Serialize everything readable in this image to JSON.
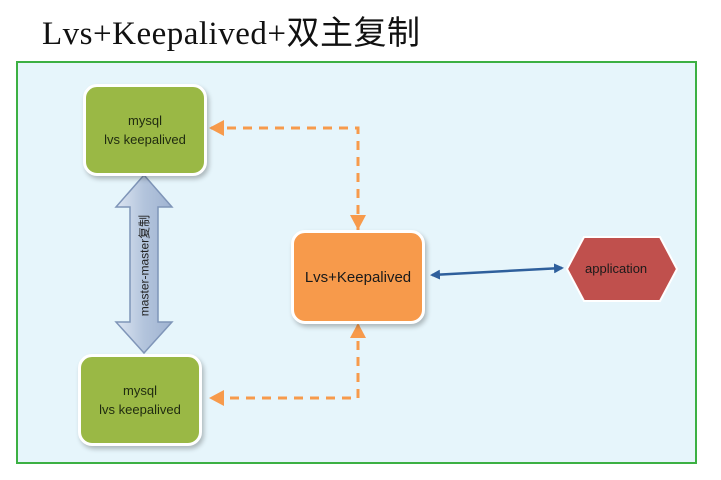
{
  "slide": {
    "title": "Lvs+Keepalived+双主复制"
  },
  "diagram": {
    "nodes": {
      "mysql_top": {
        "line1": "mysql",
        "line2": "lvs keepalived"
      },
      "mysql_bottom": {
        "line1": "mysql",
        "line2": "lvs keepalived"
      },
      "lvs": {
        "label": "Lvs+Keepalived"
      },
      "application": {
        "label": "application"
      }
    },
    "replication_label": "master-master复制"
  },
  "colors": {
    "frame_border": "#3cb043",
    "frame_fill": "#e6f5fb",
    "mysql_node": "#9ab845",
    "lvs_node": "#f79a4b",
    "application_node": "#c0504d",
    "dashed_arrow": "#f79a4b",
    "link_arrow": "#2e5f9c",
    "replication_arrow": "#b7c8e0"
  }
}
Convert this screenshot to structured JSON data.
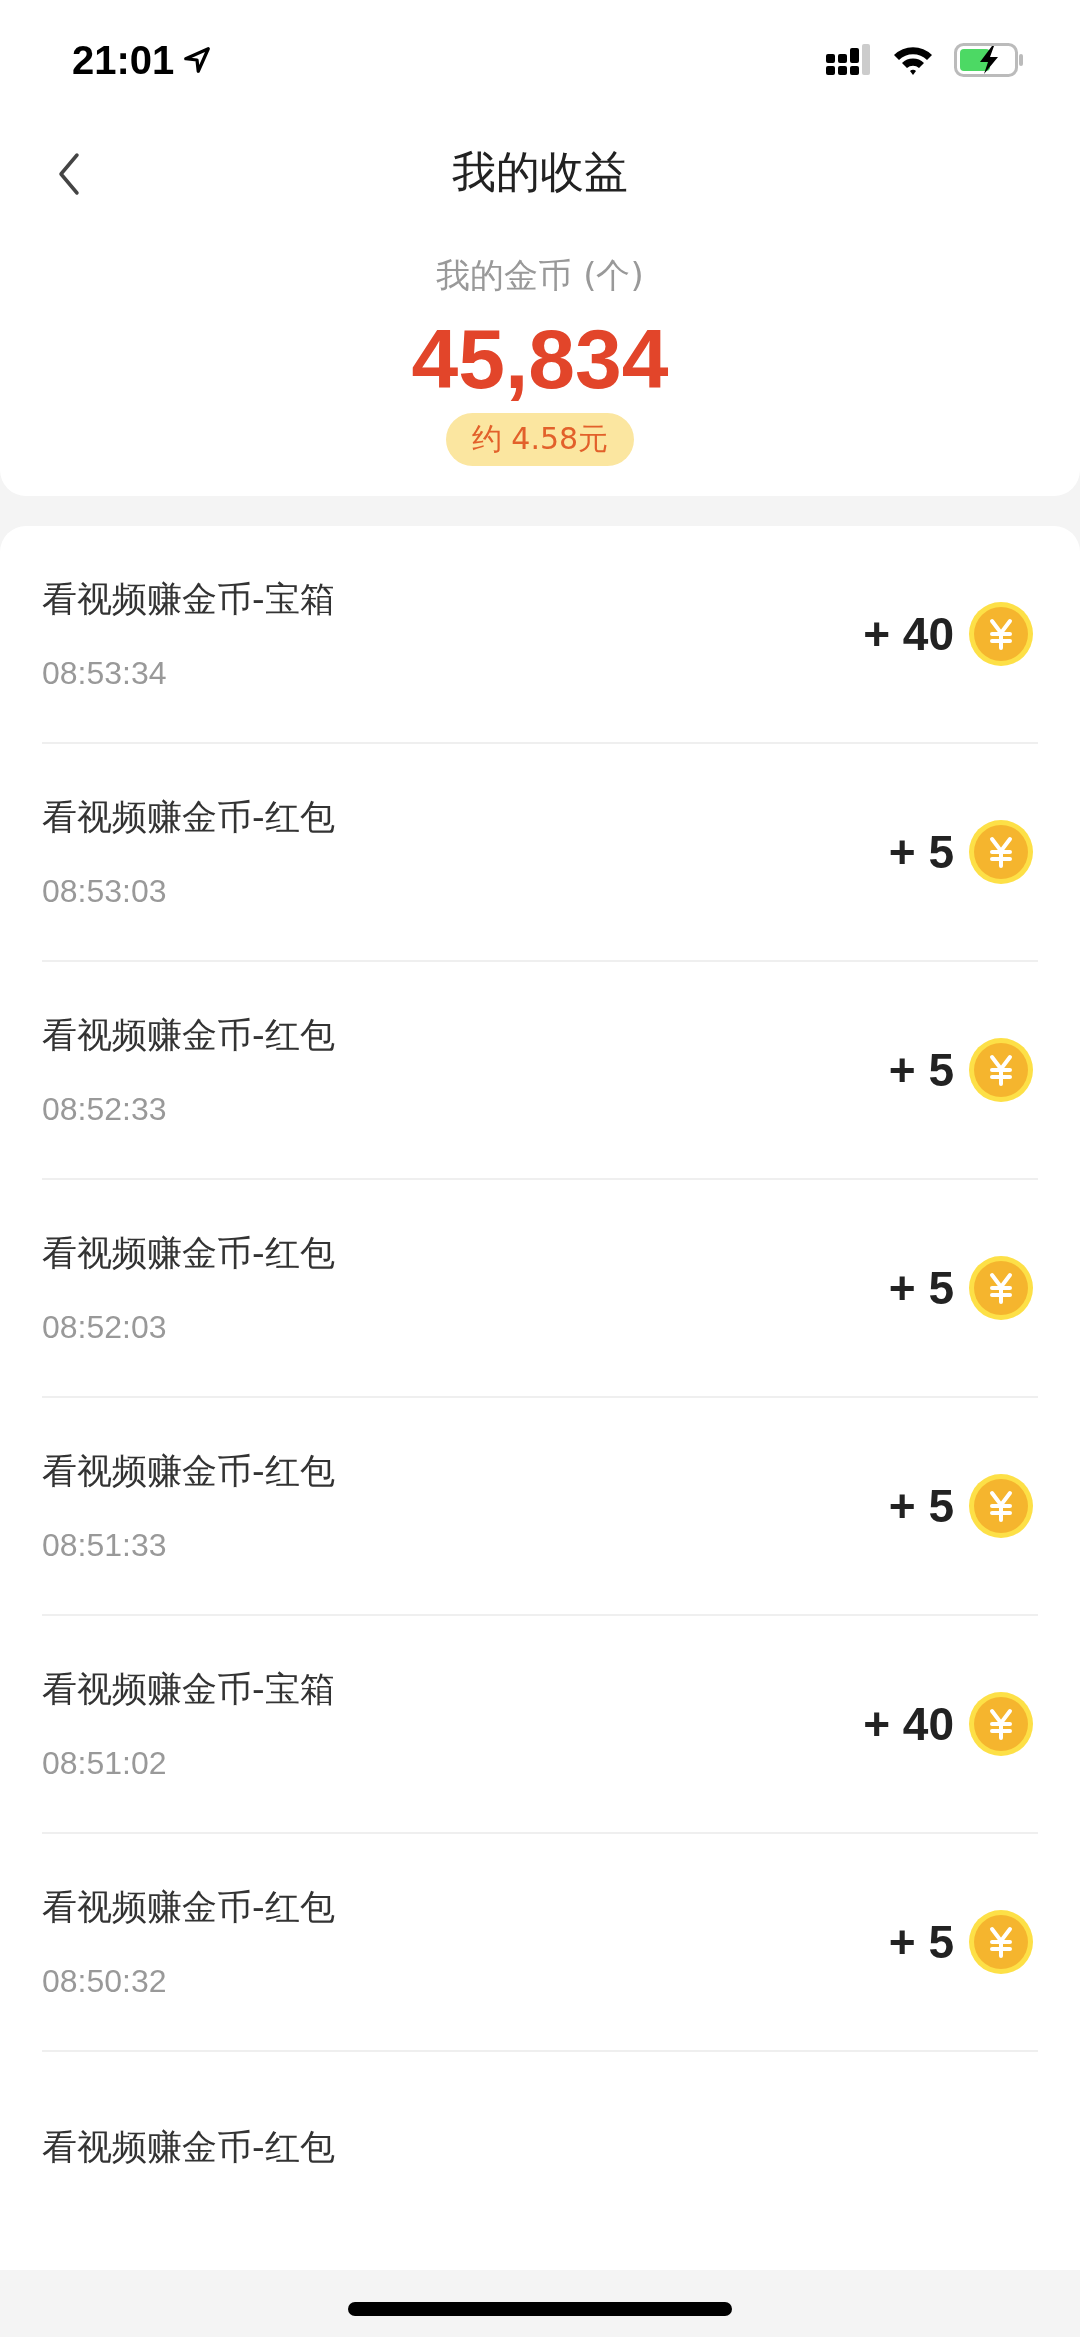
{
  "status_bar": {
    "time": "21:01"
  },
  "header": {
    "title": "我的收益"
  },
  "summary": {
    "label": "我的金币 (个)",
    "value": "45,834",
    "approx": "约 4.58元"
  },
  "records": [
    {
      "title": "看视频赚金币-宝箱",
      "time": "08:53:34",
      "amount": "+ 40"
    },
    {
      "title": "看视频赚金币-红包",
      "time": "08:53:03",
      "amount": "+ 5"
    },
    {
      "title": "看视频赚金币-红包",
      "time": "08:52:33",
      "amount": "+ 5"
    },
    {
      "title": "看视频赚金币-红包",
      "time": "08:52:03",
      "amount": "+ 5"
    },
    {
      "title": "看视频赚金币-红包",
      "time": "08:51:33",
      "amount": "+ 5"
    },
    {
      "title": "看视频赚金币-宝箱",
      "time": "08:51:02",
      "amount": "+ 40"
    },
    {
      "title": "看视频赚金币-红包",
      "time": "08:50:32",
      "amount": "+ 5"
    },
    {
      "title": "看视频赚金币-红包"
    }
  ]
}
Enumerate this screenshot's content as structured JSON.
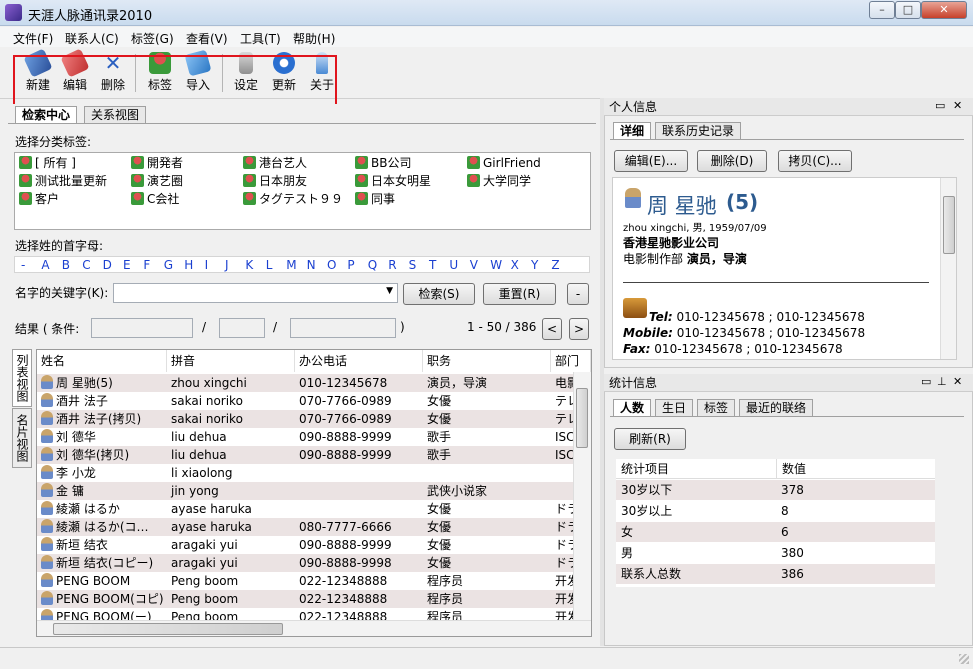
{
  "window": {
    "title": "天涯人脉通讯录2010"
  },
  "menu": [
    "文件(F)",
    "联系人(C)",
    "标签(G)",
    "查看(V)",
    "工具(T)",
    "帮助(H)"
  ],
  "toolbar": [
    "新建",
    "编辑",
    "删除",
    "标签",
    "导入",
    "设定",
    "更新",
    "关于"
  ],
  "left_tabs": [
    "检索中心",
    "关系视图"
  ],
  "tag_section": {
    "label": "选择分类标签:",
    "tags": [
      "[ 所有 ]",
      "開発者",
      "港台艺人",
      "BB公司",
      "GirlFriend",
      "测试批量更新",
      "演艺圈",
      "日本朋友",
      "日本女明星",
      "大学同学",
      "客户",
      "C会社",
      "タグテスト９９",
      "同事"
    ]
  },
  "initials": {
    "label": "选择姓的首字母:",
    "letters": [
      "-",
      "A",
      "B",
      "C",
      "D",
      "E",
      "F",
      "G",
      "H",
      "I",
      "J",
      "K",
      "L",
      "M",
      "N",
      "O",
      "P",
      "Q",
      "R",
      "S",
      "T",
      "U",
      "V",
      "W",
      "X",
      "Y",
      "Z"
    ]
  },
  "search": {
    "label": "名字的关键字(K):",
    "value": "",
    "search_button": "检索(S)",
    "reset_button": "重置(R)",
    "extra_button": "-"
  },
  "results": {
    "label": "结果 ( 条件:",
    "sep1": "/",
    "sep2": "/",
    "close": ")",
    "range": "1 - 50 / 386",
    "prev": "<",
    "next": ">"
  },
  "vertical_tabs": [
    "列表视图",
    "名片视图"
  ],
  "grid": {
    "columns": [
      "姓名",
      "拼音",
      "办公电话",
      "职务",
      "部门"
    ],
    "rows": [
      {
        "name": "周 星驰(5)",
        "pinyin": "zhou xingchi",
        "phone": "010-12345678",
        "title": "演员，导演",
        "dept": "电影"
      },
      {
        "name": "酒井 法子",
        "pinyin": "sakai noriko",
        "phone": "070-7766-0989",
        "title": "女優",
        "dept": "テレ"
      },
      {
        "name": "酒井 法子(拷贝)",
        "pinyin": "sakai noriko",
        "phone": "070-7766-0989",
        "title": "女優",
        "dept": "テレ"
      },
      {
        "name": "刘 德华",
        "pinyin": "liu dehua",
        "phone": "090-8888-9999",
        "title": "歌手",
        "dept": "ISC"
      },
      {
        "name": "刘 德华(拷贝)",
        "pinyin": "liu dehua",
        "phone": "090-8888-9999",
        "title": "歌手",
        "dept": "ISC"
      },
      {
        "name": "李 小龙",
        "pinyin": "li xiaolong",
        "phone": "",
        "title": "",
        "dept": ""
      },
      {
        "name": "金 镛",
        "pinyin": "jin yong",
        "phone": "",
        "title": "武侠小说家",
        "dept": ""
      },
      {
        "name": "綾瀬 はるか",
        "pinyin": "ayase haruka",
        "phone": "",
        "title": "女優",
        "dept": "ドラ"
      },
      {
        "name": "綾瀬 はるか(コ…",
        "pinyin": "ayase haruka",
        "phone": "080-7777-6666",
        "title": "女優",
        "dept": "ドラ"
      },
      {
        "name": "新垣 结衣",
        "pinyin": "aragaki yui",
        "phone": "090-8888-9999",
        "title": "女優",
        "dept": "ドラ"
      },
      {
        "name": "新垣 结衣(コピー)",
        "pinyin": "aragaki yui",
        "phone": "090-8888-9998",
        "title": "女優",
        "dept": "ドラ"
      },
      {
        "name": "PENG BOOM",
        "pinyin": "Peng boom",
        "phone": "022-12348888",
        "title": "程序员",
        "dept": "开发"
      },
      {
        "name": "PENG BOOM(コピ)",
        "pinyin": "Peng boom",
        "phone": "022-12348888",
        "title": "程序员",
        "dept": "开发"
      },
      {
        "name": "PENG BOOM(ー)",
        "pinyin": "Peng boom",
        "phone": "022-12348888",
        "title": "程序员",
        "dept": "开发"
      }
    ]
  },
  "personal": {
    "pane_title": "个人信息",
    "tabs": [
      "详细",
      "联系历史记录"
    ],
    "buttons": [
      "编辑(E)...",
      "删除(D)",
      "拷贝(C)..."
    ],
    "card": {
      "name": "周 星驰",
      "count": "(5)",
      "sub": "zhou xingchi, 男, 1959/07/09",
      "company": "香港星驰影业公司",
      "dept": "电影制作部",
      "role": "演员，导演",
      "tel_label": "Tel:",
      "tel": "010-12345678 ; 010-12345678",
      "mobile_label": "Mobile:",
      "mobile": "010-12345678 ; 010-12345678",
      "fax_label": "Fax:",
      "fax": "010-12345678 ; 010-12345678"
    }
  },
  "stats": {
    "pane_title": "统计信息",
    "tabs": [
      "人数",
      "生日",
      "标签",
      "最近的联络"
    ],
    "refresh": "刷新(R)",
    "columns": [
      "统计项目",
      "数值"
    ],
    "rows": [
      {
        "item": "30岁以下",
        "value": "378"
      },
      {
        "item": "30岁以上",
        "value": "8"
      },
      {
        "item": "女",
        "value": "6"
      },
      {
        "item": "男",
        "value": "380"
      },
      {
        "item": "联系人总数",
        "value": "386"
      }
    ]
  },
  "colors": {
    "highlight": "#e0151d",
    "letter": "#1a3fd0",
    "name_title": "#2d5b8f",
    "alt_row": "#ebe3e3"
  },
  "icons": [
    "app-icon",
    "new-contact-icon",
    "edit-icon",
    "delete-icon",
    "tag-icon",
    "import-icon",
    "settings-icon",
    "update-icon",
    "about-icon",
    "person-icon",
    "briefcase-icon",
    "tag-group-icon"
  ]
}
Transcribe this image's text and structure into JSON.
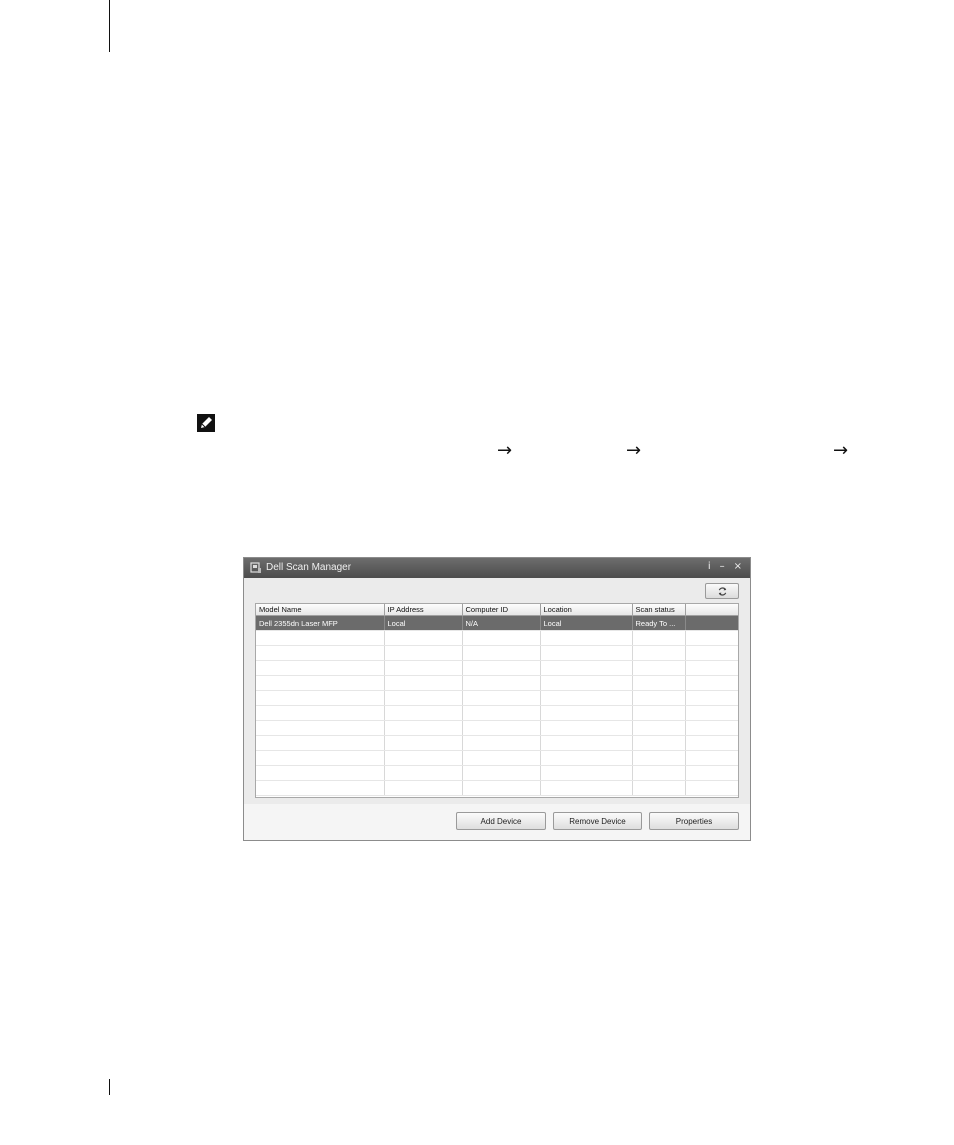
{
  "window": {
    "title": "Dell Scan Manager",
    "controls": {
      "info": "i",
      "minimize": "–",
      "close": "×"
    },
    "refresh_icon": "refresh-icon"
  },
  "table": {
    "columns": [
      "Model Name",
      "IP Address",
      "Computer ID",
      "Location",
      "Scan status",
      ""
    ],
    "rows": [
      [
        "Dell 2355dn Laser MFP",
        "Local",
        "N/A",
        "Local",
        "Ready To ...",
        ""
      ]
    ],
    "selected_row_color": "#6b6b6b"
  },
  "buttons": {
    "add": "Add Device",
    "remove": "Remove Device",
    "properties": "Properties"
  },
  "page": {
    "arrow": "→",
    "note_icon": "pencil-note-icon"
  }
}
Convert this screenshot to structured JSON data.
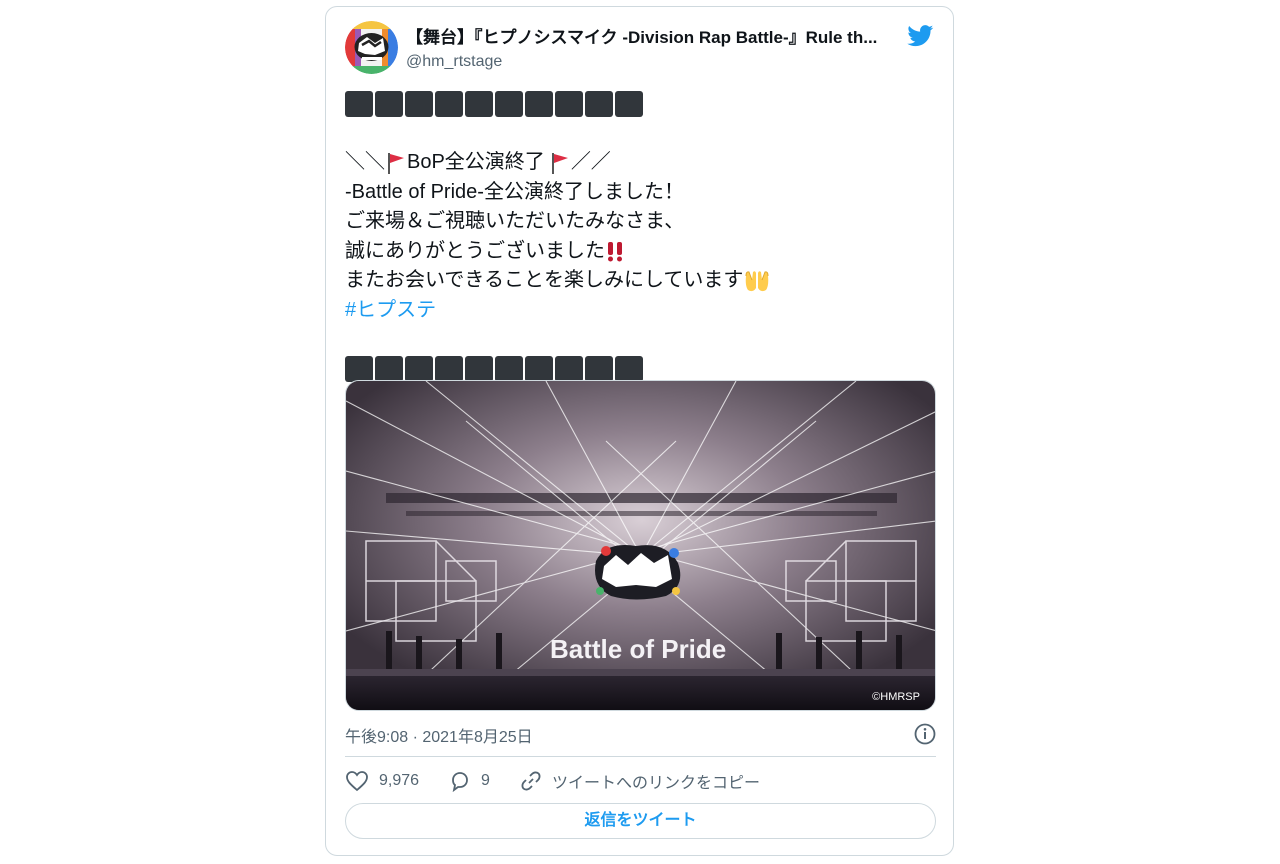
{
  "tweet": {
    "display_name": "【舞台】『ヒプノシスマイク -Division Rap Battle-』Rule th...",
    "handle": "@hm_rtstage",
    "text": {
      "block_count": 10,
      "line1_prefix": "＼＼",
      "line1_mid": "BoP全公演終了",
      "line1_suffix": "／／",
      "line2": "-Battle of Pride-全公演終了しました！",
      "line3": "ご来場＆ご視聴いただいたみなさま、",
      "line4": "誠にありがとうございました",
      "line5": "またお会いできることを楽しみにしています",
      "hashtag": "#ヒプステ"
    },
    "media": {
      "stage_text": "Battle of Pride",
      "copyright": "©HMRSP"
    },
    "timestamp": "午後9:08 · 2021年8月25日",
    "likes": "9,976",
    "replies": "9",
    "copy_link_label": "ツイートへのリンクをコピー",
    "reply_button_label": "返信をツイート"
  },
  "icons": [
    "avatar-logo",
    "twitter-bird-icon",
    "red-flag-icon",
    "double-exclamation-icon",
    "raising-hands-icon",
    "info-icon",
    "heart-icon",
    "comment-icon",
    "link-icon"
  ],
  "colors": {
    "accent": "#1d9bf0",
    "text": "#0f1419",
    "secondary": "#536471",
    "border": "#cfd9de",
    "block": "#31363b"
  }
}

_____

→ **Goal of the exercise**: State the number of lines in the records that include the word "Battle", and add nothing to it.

→ **Result for this task**: 3